Every record below should be repeated exactly. Omit the pictures.

LISTED RECORDS:
* * *

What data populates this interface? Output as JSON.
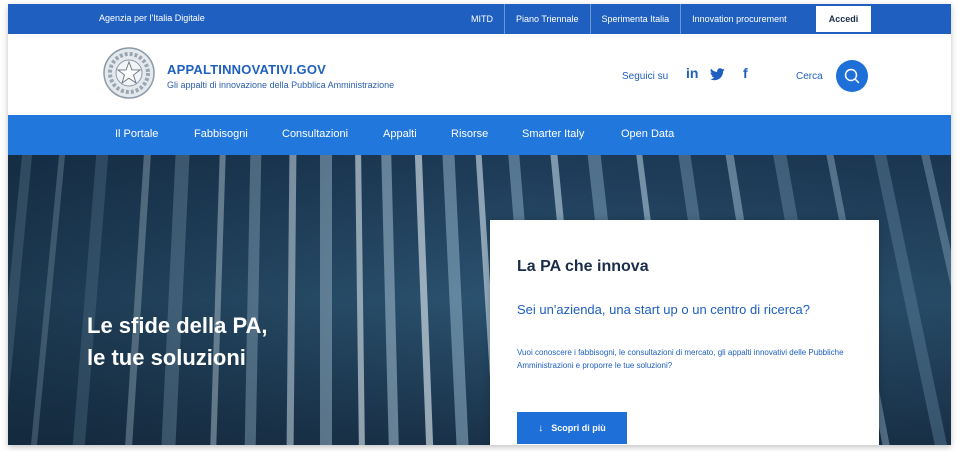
{
  "topbar": {
    "agency": "Agenzia per l'Italia Digitale",
    "links": [
      "MITD",
      "Piano Triennale",
      "Sperimenta Italia",
      "Innovation procurement"
    ],
    "login_label": "Accedi"
  },
  "header": {
    "title": "APPALTINNOVATIVI.GOV",
    "subtitle": "Gli appalti di innovazione della Pubblica Amministrazione",
    "social_label": "Seguici su",
    "social": {
      "linkedin": "in",
      "twitter": "🐦",
      "facebook": "f"
    },
    "search_label": "Cerca",
    "icons": [
      "emblem-icon",
      "linkedin-icon",
      "twitter-icon",
      "facebook-icon",
      "search-icon"
    ]
  },
  "nav": [
    "Il Portale",
    "Fabbisogni",
    "Consultazioni",
    "Appalti",
    "Risorse",
    "Smarter Italy",
    "Open Data"
  ],
  "hero": {
    "line1": "Le sfide della PA,",
    "line2": "le tue soluzioni"
  },
  "card": {
    "title": "La PA che innova",
    "question": "Sei un'azienda, una start up o un centro di ricerca?",
    "description": "Vuoi conoscere i fabbisogni, le consultazioni di mercato, gli appalti innovativi delle Pubbliche Amministrazioni e proporre le tue soluzioni?",
    "button_label": "Scopri di più",
    "button_icon": "arrow-down-icon"
  },
  "colors": {
    "primary": "#1f5fbf",
    "nav": "#2277dd",
    "button": "#1f6fd9",
    "hero_dark": "#23445f"
  }
}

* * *

EXERCISE RESULT:
What data populates this interface? Output as JSON.
{
  "topbar": {
    "agency": "Agenzia per l'Italia Digitale",
    "links": [
      "MITD",
      "Piano Triennale",
      "Sperimenta Italia",
      "Innovation procurement"
    ],
    "login_label": "Accedi"
  },
  "header": {
    "title": "APPALTINNOVATIVI.GOV",
    "subtitle": "Gli appalti di innovazione della Pubblica Amministrazione",
    "social_label": "Seguici su",
    "social": {
      "linkedin": "in",
      "twitter": "🐦",
      "facebook": "f"
    },
    "search_label": "Cerca",
    "icons": [
      "emblem-icon",
      "linkedin-icon",
      "twitter-icon",
      "facebook-icon",
      "search-icon"
    ]
  },
  "nav": [
    "Il Portale",
    "Fabbisogni",
    "Consultazioni",
    "Appalti",
    "Risorse",
    "Smarter Italy",
    "Open Data"
  ],
  "hero": {
    "line1": "Le sfide della PA,",
    "line2": "le tue soluzioni"
  },
  "card": {
    "title": "La PA che innova",
    "question": "Sei un'azienda, una start up o un centro di ricerca?",
    "description": "Vuoi conoscere i fabbisogni, le consultazioni di mercato, gli appalti innovativi delle Pubbliche Amministrazioni e proporre le tue soluzioni?",
    "button_label": "Scopri di più",
    "button_icon": "arrow-down-icon"
  },
  "colors": {
    "primary": "#1f5fbf",
    "nav": "#2277dd",
    "button": "#1f6fd9",
    "hero_dark": "#23445f"
  }
}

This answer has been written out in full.